And so it begins, another year in the NCC. On one hand I’m extremely excited – why else would I have stayed on as a leader – on the other, I’m terribly nervous. A year in the program has taught me that not every day is a walk in the park. Already we face challenges.
Orientation lands smack dab in the middle of monsoon season in the Mojave. Camp Foxtail, nestled away in the upper reaches of Lee Canyon, is at the epicenter of southern Nevada’s “Thunderstorm Alley.” The Spring Mountains present a massive barrier to warm, moist air rolling in from the West. The rugged range wrings all the moisture from the air, leading to torrential downpours and flash floods; like the one we were trapped by this week.
After two and a half days of classroom instruction we're ready to hike out to Rocky Gorge and get some tools in the ground. We arrive on a gray, drizzly morning; everyone groaning in protest as we explain the scope of our day’s work. As we practice our trail-building techniques the rain only grows heavier. Soon a barrage of thunder and lightning shuts us down. Swinging large metal tools on a treeless ridge is asking to get struck. So, we must sit and wait for the danger to pass, cold and miserable in the chilling rain.
Finally, the rain stops. The leadership gathers around and begins discussing options when suddenly I hear what can only be the sound of rushing water. We all turn to look at the wash below us. There it is, a 6 foot wide, 3 foot deep river. Frothing and churning where only seconds ago was nothing but damp sand and gravel. A mile away – on the other side of the flood – are our trucks. Now what? The water looks unsafe to cross, but further up the canyon we can see the rain coming down hard again. It’s decided, we move now. Otherwise we risk ending up more stranded than we already are.

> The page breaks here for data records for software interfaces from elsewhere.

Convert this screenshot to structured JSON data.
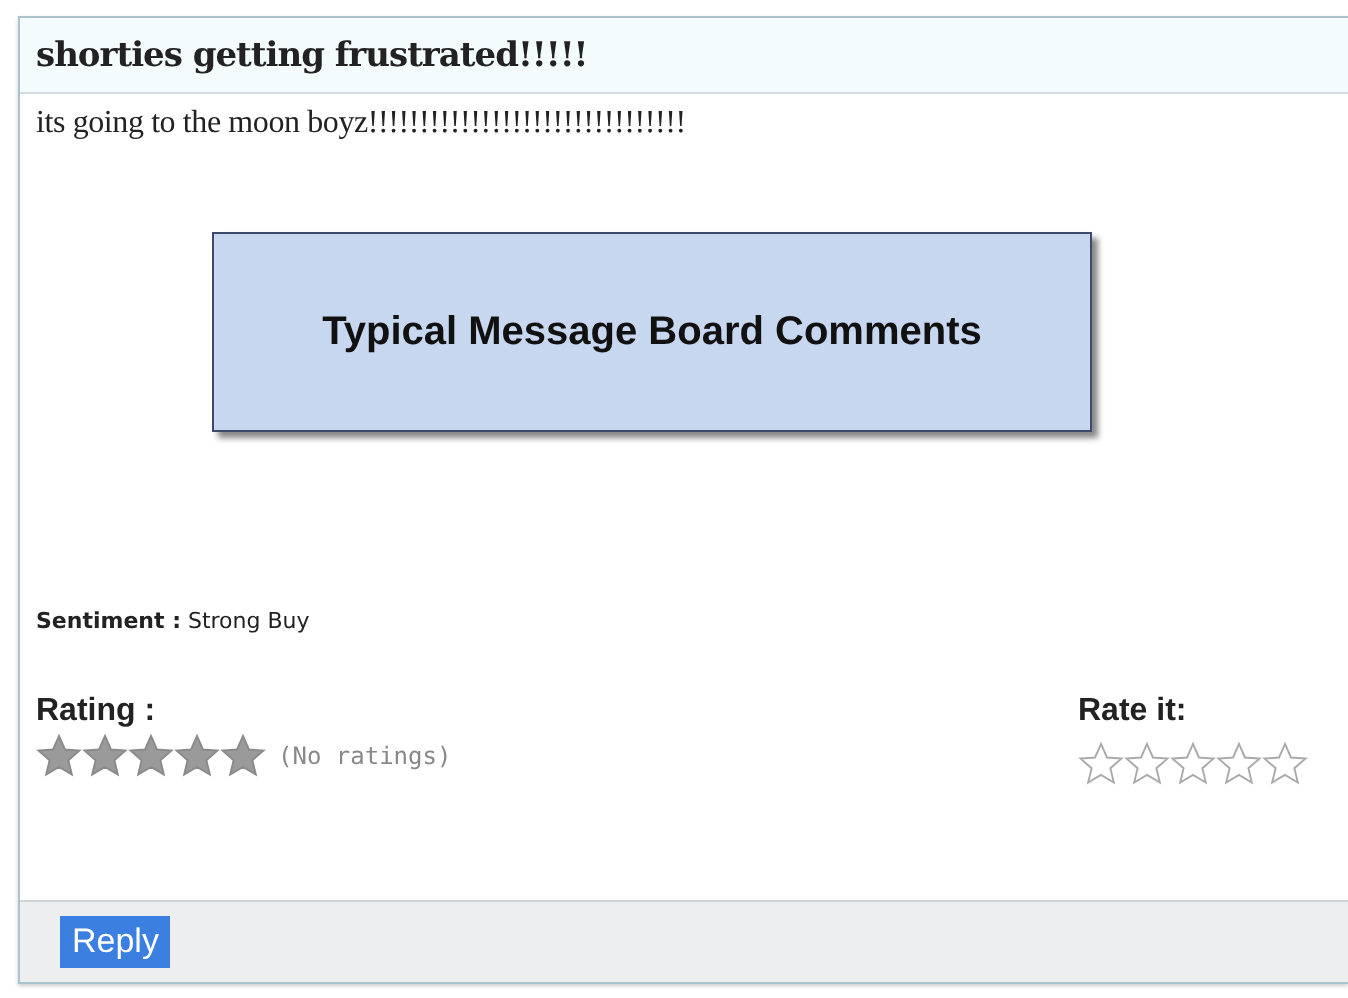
{
  "post": {
    "title": "shorties getting frustrated!!!!!",
    "body": "its going to the moon boyz!!!!!!!!!!!!!!!!!!!!!!!!!!!!!!!",
    "callout": "Typical Message Board Comments",
    "sentiment_label": "Sentiment :",
    "sentiment": "Strong Buy",
    "rating_label": "Rating :",
    "rating_note": "(No ratings)",
    "rate_label": "Rate it:",
    "reply_button": "Reply"
  }
}
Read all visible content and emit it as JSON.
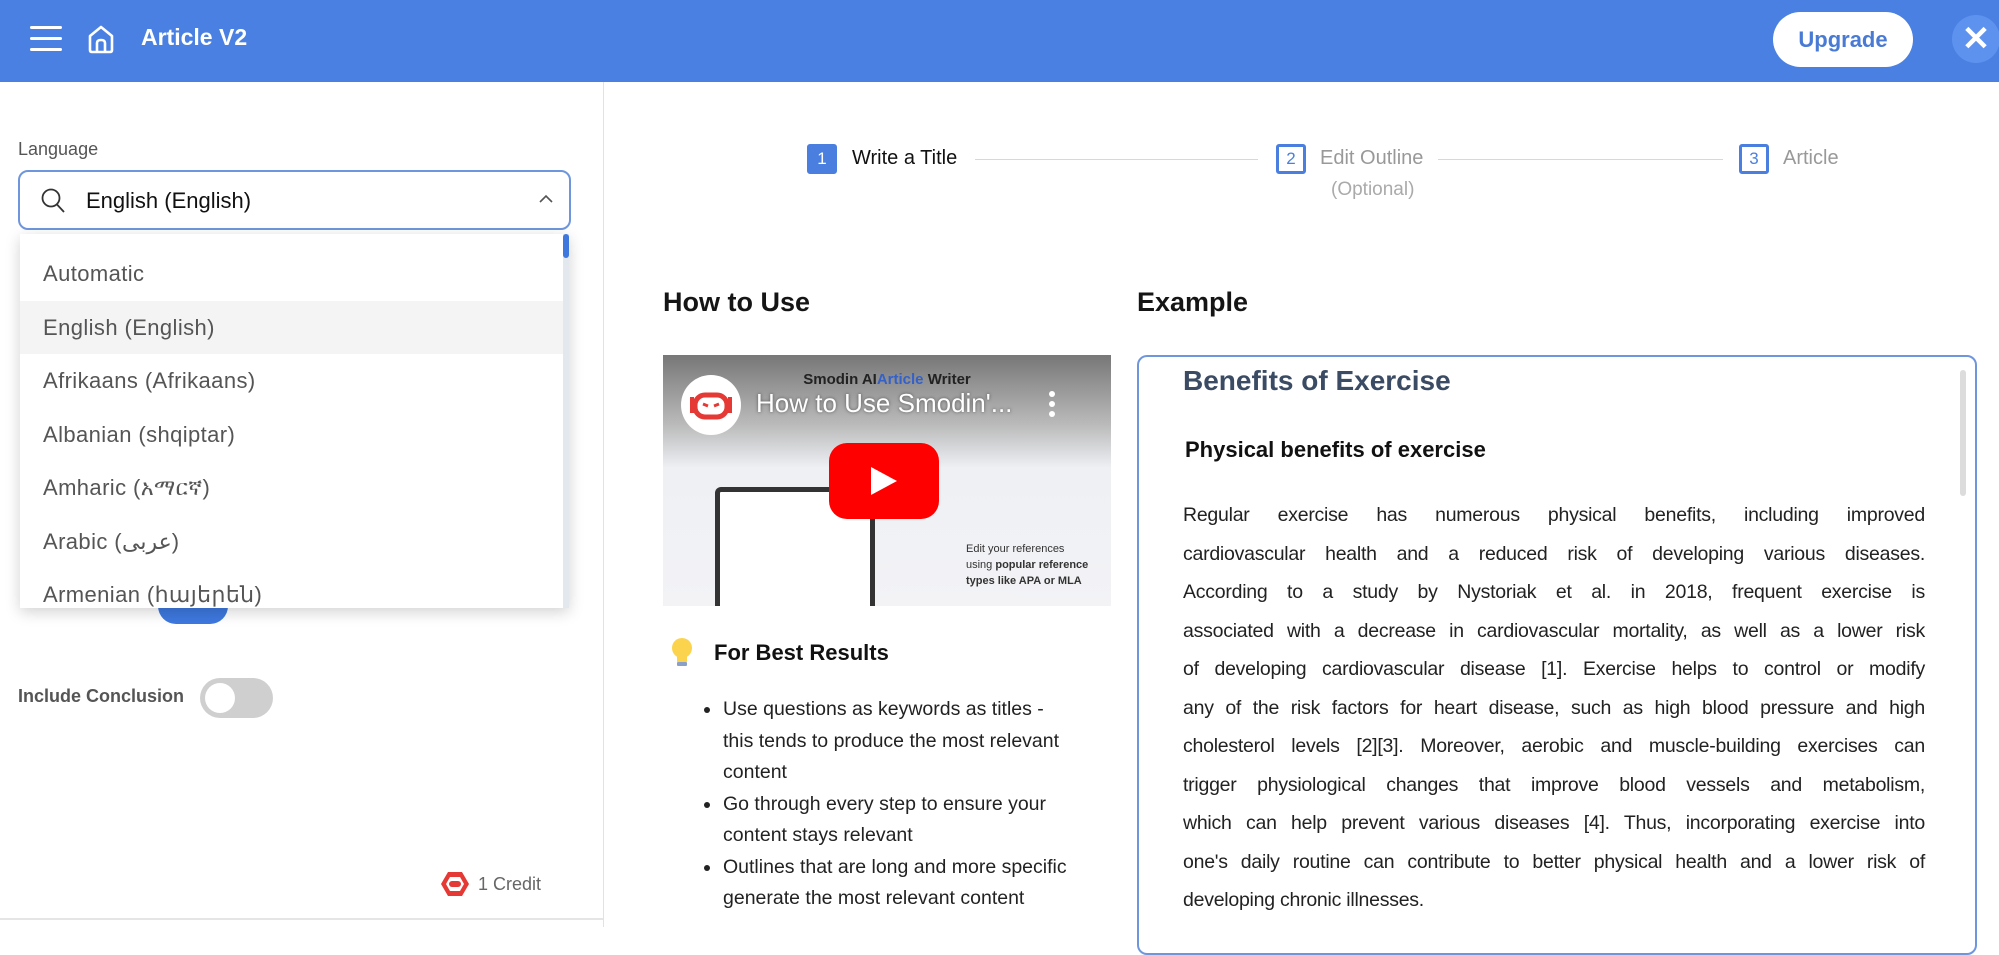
{
  "header": {
    "title": "Article V2",
    "upgrade_label": "Upgrade",
    "brand_color": "#4a80e2"
  },
  "sidebar": {
    "language_label": "Language",
    "language_value": "English (English)",
    "language_options": [
      "Automatic",
      "English (English)",
      "Afrikaans (Afrikaans)",
      "Albanian (shqiptar)",
      "Amharic (አማርኛ)",
      "Arabic (عربى)",
      "Armenian (հայերեն)"
    ],
    "selected_option": "English (English)",
    "include_conclusion_label": "Include Conclusion",
    "include_conclusion_on": false,
    "credit_label": "1 Credit"
  },
  "steps": [
    {
      "num": "1",
      "label": "Write a Title",
      "active": true
    },
    {
      "num": "2",
      "label": "Edit Outline",
      "sub": "(Optional)",
      "active": false
    },
    {
      "num": "3",
      "label": "Article",
      "active": false
    }
  ],
  "how_to_use": {
    "heading": "How to Use",
    "video": {
      "title": "How to Use Smodin'...",
      "banner_prefix": "Smodin AI",
      "banner_highlight": "Article",
      "banner_suffix": " Writer",
      "side_text_1": "Edit your references",
      "side_text_2": "using ",
      "side_text_bold": "popular reference types like APA or MLA"
    },
    "tips_title": "For Best Results",
    "tips": [
      [
        "Use questions as keywords as titles -",
        "this tends to produce the most relevant",
        "content"
      ],
      [
        "Go through every step to ensure your",
        "content stays relevant"
      ],
      [
        "Outlines that are long and more specific",
        "generate the most relevant content"
      ]
    ]
  },
  "example": {
    "heading": "Example",
    "title": "Benefits of Exercise",
    "subtitle": "Physical benefits of exercise",
    "paragraph_lines": [
      "Regular exercise has numerous physical benefits, including improved",
      "cardiovascular health and a reduced risk of developing various diseases.",
      "According to a study by Nystoriak et al. in 2018, frequent exercise is",
      "associated with a decrease in cardiovascular mortality, as well as a lower risk",
      "of developing cardiovascular disease [1]. Exercise helps to control or modify",
      "any of the risk factors for heart disease, such as high blood pressure and high",
      "cholesterol levels [2][3]. Moreover, aerobic and muscle-building exercises can",
      "trigger physiological changes that improve blood vessels and metabolism,",
      "which can help prevent various diseases [4]. Thus, incorporating exercise into",
      "one's daily routine can contribute to better physical health and a lower risk of",
      "developing chronic illnesses."
    ]
  }
}
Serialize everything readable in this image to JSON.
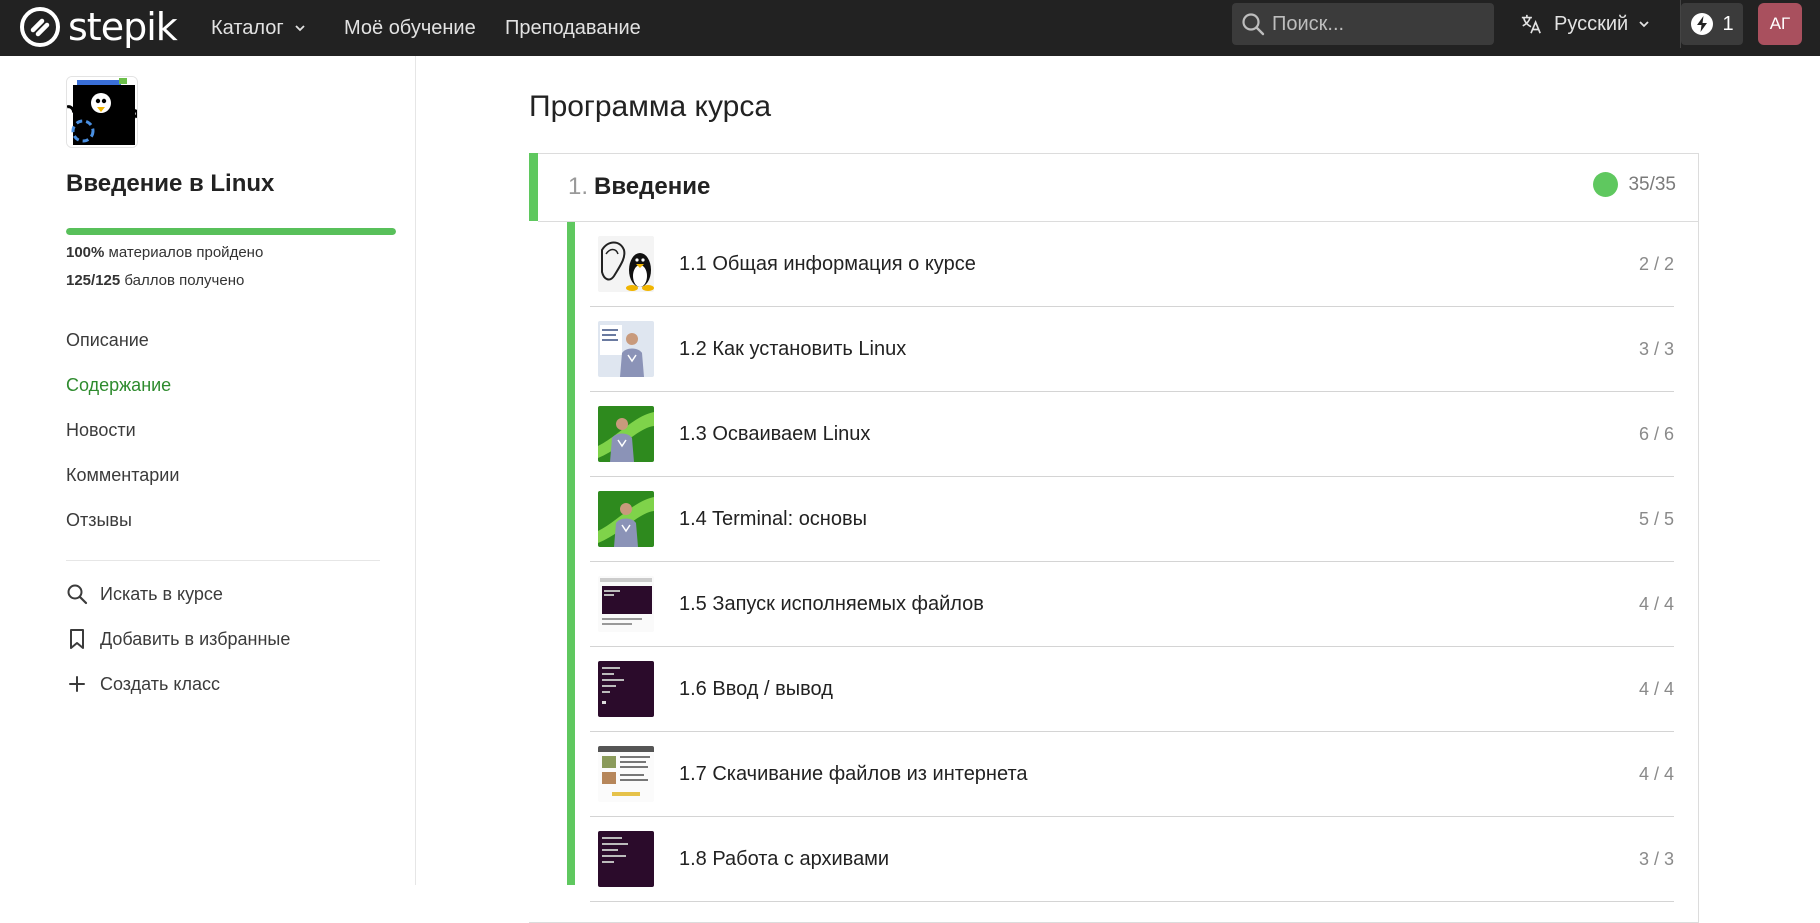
{
  "header": {
    "logo_text": "stepik",
    "nav": [
      {
        "label": "Каталог",
        "has_dropdown": true
      },
      {
        "label": "Моё обучение"
      },
      {
        "label": "Преподавание"
      }
    ],
    "search_placeholder": "Поиск...",
    "language": "Русский",
    "energy_count": "1",
    "avatar_initials": "АГ"
  },
  "sidebar": {
    "course_title": "Введение в Linux",
    "progress_percent": 100,
    "stat_materials_value": "100%",
    "stat_materials_text": "материалов пройдено",
    "stat_points_value": "125/125",
    "stat_points_text": "баллов получено",
    "links": [
      "Описание",
      "Содержание",
      "Новости",
      "Комментарии",
      "Отзывы"
    ],
    "active_link": "Содержание",
    "actions": [
      {
        "label": "Искать в курсе",
        "icon": "search-icon"
      },
      {
        "label": "Добавить в избранные",
        "icon": "bookmark-icon"
      },
      {
        "label": "Создать класс",
        "icon": "plus-icon"
      }
    ]
  },
  "main": {
    "title": "Программа курса",
    "module": {
      "number": "1.",
      "name": "Введение",
      "progress": "35/35",
      "lessons": [
        {
          "name": "1.1 Общая информация о курсе",
          "score": "2 / 2",
          "thumb": "gnu-tux-thumbnail"
        },
        {
          "name": "1.2 Как установить Linux",
          "score": "3 / 3",
          "thumb": "lecturer-slide-thumbnail"
        },
        {
          "name": "1.3 Осваиваем Linux",
          "score": "6 / 6",
          "thumb": "lecturer-green-thumbnail"
        },
        {
          "name": "1.4 Terminal: основы",
          "score": "5 / 5",
          "thumb": "lecturer-green-thumbnail"
        },
        {
          "name": "1.5 Запуск исполняемых файлов",
          "score": "4 / 4",
          "thumb": "terminal-doc-thumbnail"
        },
        {
          "name": "1.6 Ввод / вывод",
          "score": "4 / 4",
          "thumb": "terminal-thumbnail"
        },
        {
          "name": "1.7 Скачивание файлов из интернета",
          "score": "4 / 4",
          "thumb": "webpage-thumbnail"
        },
        {
          "name": "1.8 Работа с архивами",
          "score": "3 / 3",
          "thumb": "terminal-thumbnail"
        }
      ]
    }
  },
  "colors": {
    "topbar": "#222222",
    "accent_green": "#5fc85f",
    "active_link": "#2e8b2e",
    "avatar_bg": "#a9505e"
  }
}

“Everyone grab your tools and move now! Stay together and watch out for more flooding and lightning!”
Thirty minutes later and we’re all safely in our trucks again. We've only had a couple of hours of practice on the trail, but mother nature has the upper hand. We end our orientation with less experience, but more memories, than we had planned on. This is not the first time, nor will it be the last, that I've been stuck in a sticky situation. This year comes with greater responsibility; I have the safety and well-being of four others to look out for. But, I've always loved a challenge, so bring it on!